If you want to receive email notices about social actions (immigration, the continuing healthcare fight, etc), please notify Mary at email@example.com
Mary is now a core member of immigration support under the leadership of Cayla Dyer, UVIP Lead Organizer.
As the affected families, their faith leaders, and immigrant community leaders identify next steps, let us hold them with metta and healing thoughts. We will let you know about future actions in the coming weeks, as we seek ways to stand with our immigrant brothers and sisters.
UVIP continues with its fundraising campaign to uphold its work for social justice in discernment on how we can best meet the needs of those who are hurting. Two VIMS sangha members are part of the UVIP fundraising team: Karen Summer and Mary Boyle. We could use your help! Click here to give financial support for UVIP’s efforts.
Questions? Please contact Karen Summer (firstname.lastname@example.org) or Mary Boyle (email@example.com). With a deep bow, we honor the metta from the sangha.

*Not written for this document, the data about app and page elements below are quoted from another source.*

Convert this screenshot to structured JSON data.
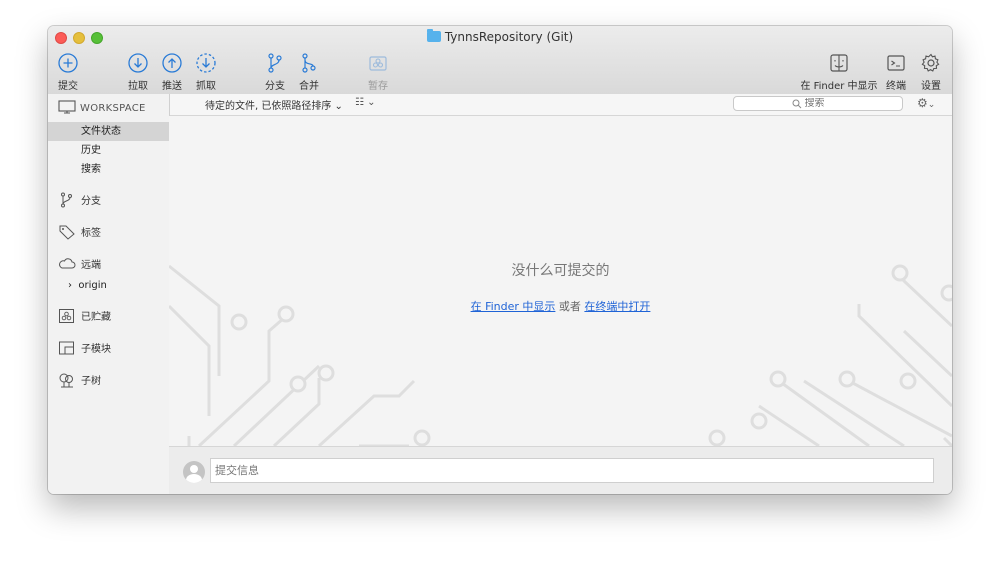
{
  "window": {
    "title": "TynnsRepository (Git)"
  },
  "toolbar": {
    "commit": "提交",
    "pull": "拉取",
    "push": "推送",
    "fetch": "抓取",
    "branch": "分支",
    "merge": "合并",
    "stash": "暂存",
    "show_in_finder": "在 Finder 中显示",
    "terminal": "终端",
    "settings": "设置"
  },
  "filter_bar": {
    "sort_label": "待定的文件, 已依照路径排序",
    "sort_chevron": "⌄",
    "view_icon": "☷ ⌄",
    "search_placeholder": "搜索"
  },
  "sidebar": {
    "workspace_header": "WORKSPACE",
    "workspace_items": [
      {
        "label": "文件状态",
        "selected": true
      },
      {
        "label": "历史",
        "selected": false
      },
      {
        "label": "搜索",
        "selected": false
      }
    ],
    "branches": "分支",
    "tags": "标签",
    "remotes": "远端",
    "origin": "origin",
    "stashes": "已贮藏",
    "submodules": "子模块",
    "subtrees": "子树"
  },
  "main": {
    "empty_title": "没什么可提交的",
    "link_finder": "在 Finder 中显示",
    "or_text": "或者",
    "link_terminal": "在终端中打开"
  },
  "commit": {
    "placeholder": "提交信息"
  },
  "colors": {
    "accent_link": "#1f63d6",
    "toolbar_icon": "#2a7bd6",
    "close": "#fc5b57",
    "minimize": "#e5bf3c",
    "maximize": "#57c038",
    "folder": "#56b2ec"
  },
  "icons": {
    "commit": "plus-circle-icon",
    "pull": "arrow-down-circle-icon",
    "push": "arrow-up-circle-icon",
    "fetch": "arrow-down-dashed-circle-icon",
    "branch": "branch-icon",
    "merge": "merge-icon",
    "stash": "stash-icon",
    "finder": "finder-icon",
    "terminal": "terminal-icon",
    "settings": "gear-icon"
  }
}
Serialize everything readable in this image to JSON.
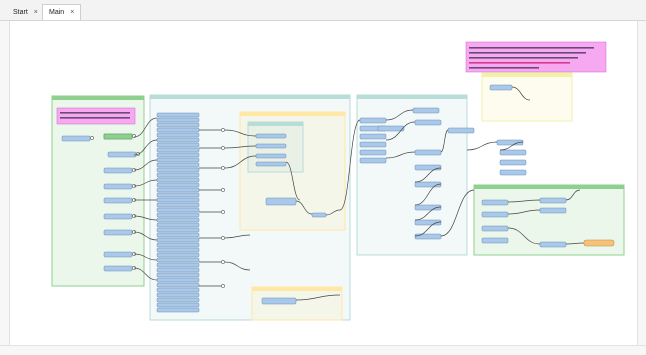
{
  "tabs": [
    {
      "label": "Start",
      "close": "×",
      "active": false
    },
    {
      "label": "Main",
      "close": "×",
      "active": true
    }
  ],
  "colors": {
    "bookmark_green": "#8fd08f",
    "bookmark_blue": "#b8dcd8",
    "bookmark_orange": "#ffe7a6",
    "bookmark_yellow": "#f3f0a8",
    "transformer": "#a9c8ea",
    "annotation_pink": "#f6a8f0",
    "connector": "#444444"
  },
  "icons": [
    "close-icon",
    "workspace-canvas",
    "bookmark-frame",
    "transformer-node",
    "annotation-note",
    "connection-link",
    "output-port",
    "input-port"
  ]
}
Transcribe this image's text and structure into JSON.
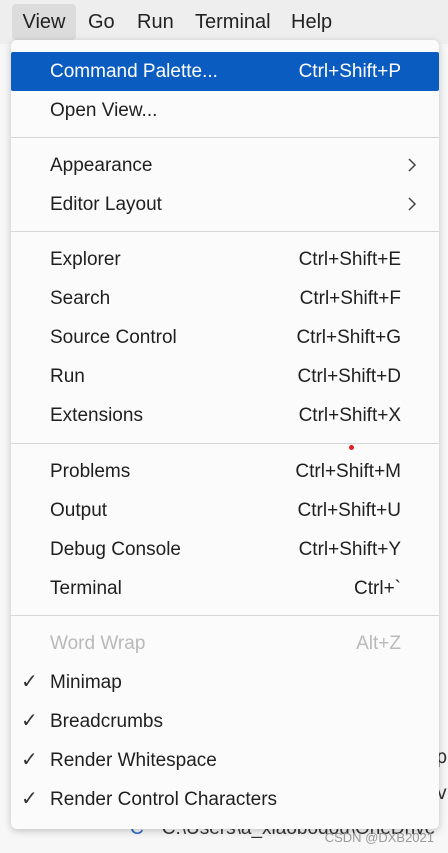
{
  "menubar": {
    "items": [
      "View",
      "Go",
      "Run",
      "Terminal",
      "Help"
    ]
  },
  "menu": {
    "group1": [
      {
        "label": "Command Palette...",
        "shortcut": "Ctrl+Shift+P"
      },
      {
        "label": "Open View...",
        "shortcut": ""
      }
    ],
    "group2": [
      {
        "label": "Appearance"
      },
      {
        "label": "Editor Layout"
      }
    ],
    "group3": [
      {
        "label": "Explorer",
        "shortcut": "Ctrl+Shift+E"
      },
      {
        "label": "Search",
        "shortcut": "Ctrl+Shift+F"
      },
      {
        "label": "Source Control",
        "shortcut": "Ctrl+Shift+G"
      },
      {
        "label": "Run",
        "shortcut": "Ctrl+Shift+D"
      },
      {
        "label": "Extensions",
        "shortcut": "Ctrl+Shift+X"
      }
    ],
    "group4": [
      {
        "label": "Problems",
        "shortcut": "Ctrl+Shift+M"
      },
      {
        "label": "Output",
        "shortcut": "Ctrl+Shift+U"
      },
      {
        "label": "Debug Console",
        "shortcut": "Ctrl+Shift+Y"
      },
      {
        "label": "Terminal",
        "shortcut": "Ctrl+`"
      }
    ],
    "group5": [
      {
        "label": "Word Wrap",
        "shortcut": "Alt+Z"
      },
      {
        "label": "Minimap"
      },
      {
        "label": "Breadcrumbs"
      },
      {
        "label": "Render Whitespace"
      },
      {
        "label": "Render Control Characters"
      }
    ],
    "check_glyph": "✓"
  },
  "background": {
    "path_glyph": "C",
    "path_text": "C:\\Users\\a_xiaobodou\\OneDrive",
    "edge_chars": [
      "p",
      "v"
    ],
    "watermark": "CSDN @DXB2021"
  },
  "colors": {
    "highlight": "#0a5cc1",
    "disabled_text": "#b9b9b9"
  }
}
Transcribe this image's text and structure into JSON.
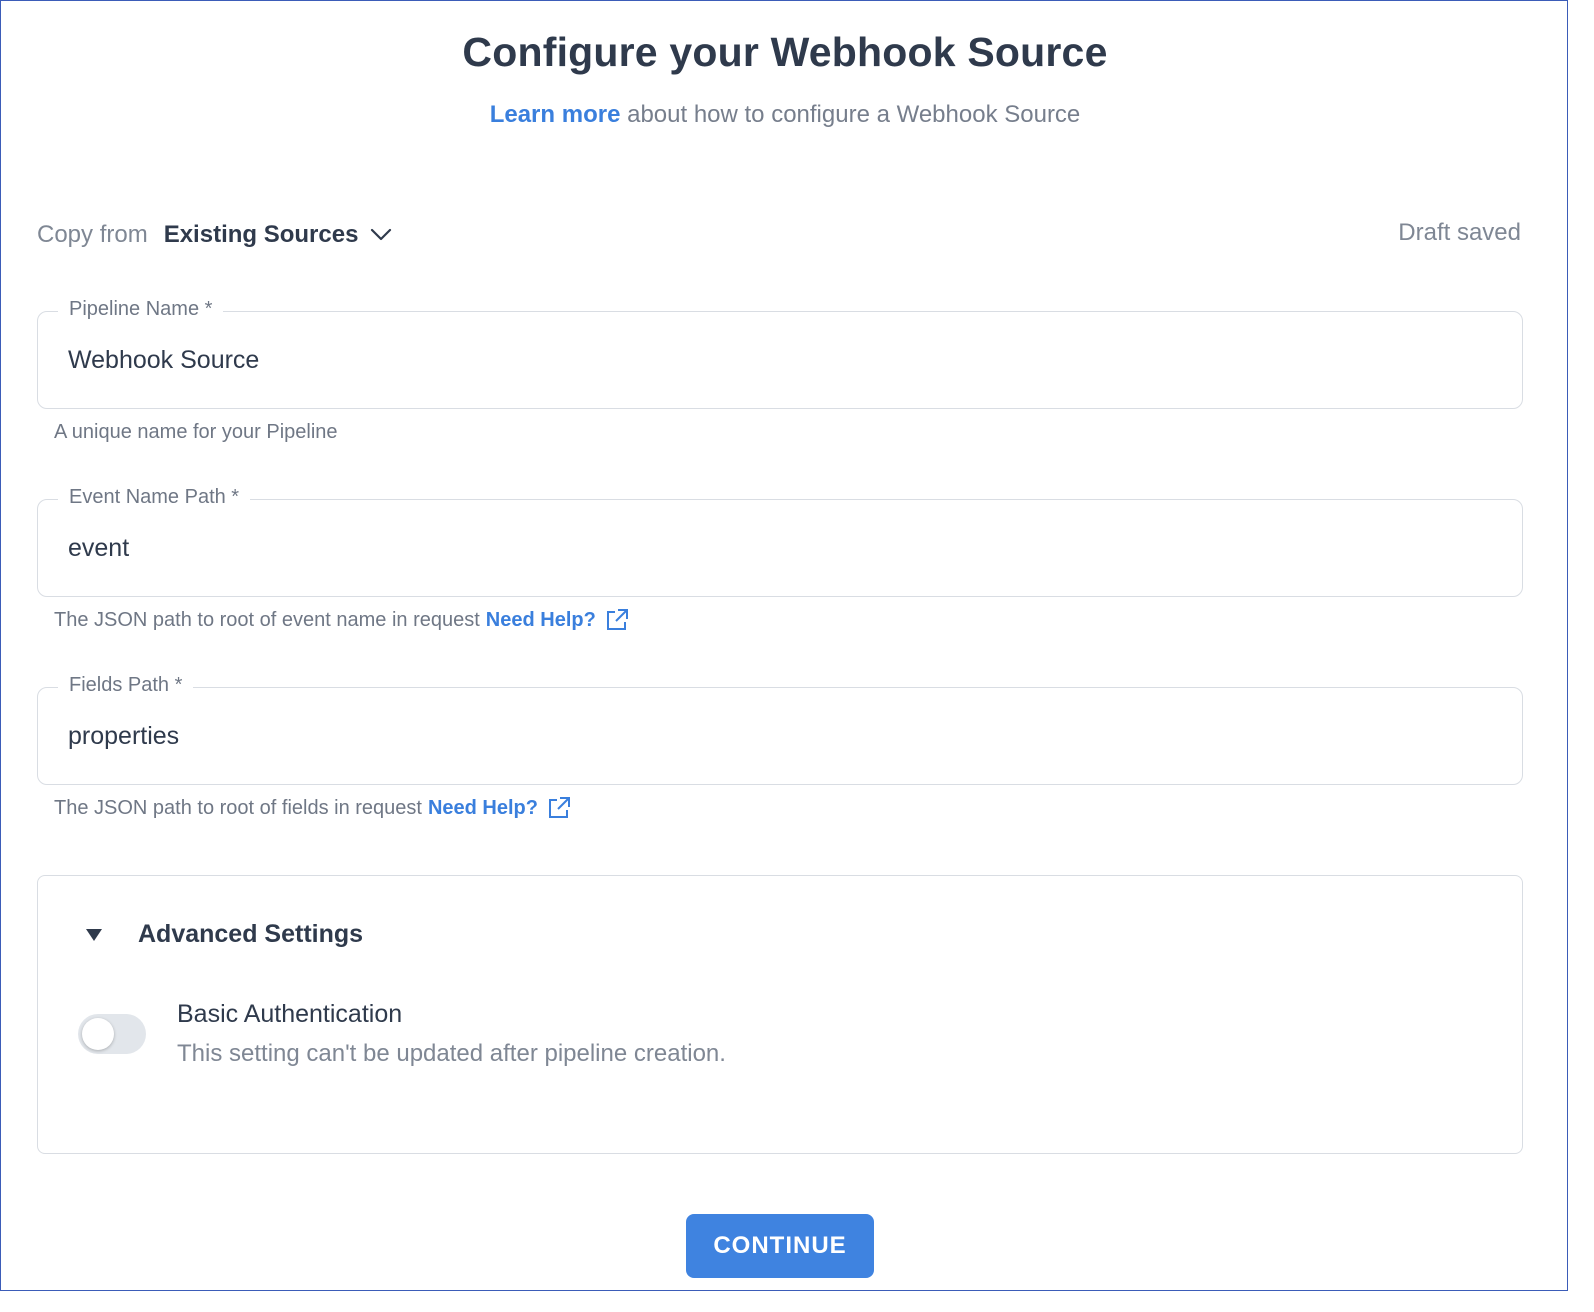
{
  "header": {
    "title": "Configure your Webhook Source",
    "learn_more": "Learn more",
    "subtitle_rest": " about how to configure a Webhook Source"
  },
  "copy_from": {
    "label": "Copy from",
    "selected": "Existing Sources"
  },
  "status": {
    "draft": "Draft saved"
  },
  "fields": {
    "pipeline_name": {
      "label": "Pipeline Name *",
      "value": "Webhook Source",
      "helper": "A unique name for your Pipeline"
    },
    "event_name_path": {
      "label": "Event Name Path *",
      "value": "event",
      "helper": "The JSON path to root of event name in request",
      "help_link": "Need Help?"
    },
    "fields_path": {
      "label": "Fields Path *",
      "value": "properties",
      "helper": "The JSON path to root of fields in request",
      "help_link": "Need Help?"
    }
  },
  "advanced": {
    "title": "Advanced Settings",
    "basic_auth": {
      "title": "Basic Authentication",
      "description": "This setting can't be updated after pipeline creation.",
      "enabled": false
    }
  },
  "footer": {
    "continue_label": "CONTINUE"
  },
  "colors": {
    "accent": "#3f83e0",
    "link": "#3a7fdd",
    "text": "#2f3a4c",
    "muted": "#7f8794",
    "border": "#d9dde3"
  },
  "icons": {
    "dropdown": "chevron-down-icon",
    "help": "external-link-icon",
    "collapse": "triangle-down-icon"
  }
}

The issue of Sanctuary for undocumented people is being energetically addressed by local activists, and, as engaged Buddhists, VIMS plans to stay active as this work takes shape. More than ten people from VIMS attended the Hanover Friends-sponsored information forum on immigration protection, held in April. Along with keeping the subject alive in your thoughts and discussions with others, here are 2 ways you can be involved in the effort: (1) Accompaniment — going with undocumented immigrants to their ICE (Immigration & Customs Enforcement) appointments. The next “accompaniment” action will be in early June in Durham, NH; (2) Rapid Response hotline (in planning stage) — be part of a phone network that would quickly mobilize support so that ICE actions are documented and publicized. The goal is a hotline that immigrants could call for help when they are confronted by ICE in their homes or work places.
On an organizational level, the April forum addressed the idea of a “Sanctuary Network” to provide physical support for undocumented workers. All attendees were asked to ask their faith communities to enter a process of “discernment” about whether or not there is energy in the UV to work on this network. The VIMS Advisory Board and the Teacher Team both support our ongoing engagement in this local sanctuary movement. For more information, please contact Karen Summer karen.summer2[at]gmail[dot]com.
The Valley News article about the April 8 Community Forum is here.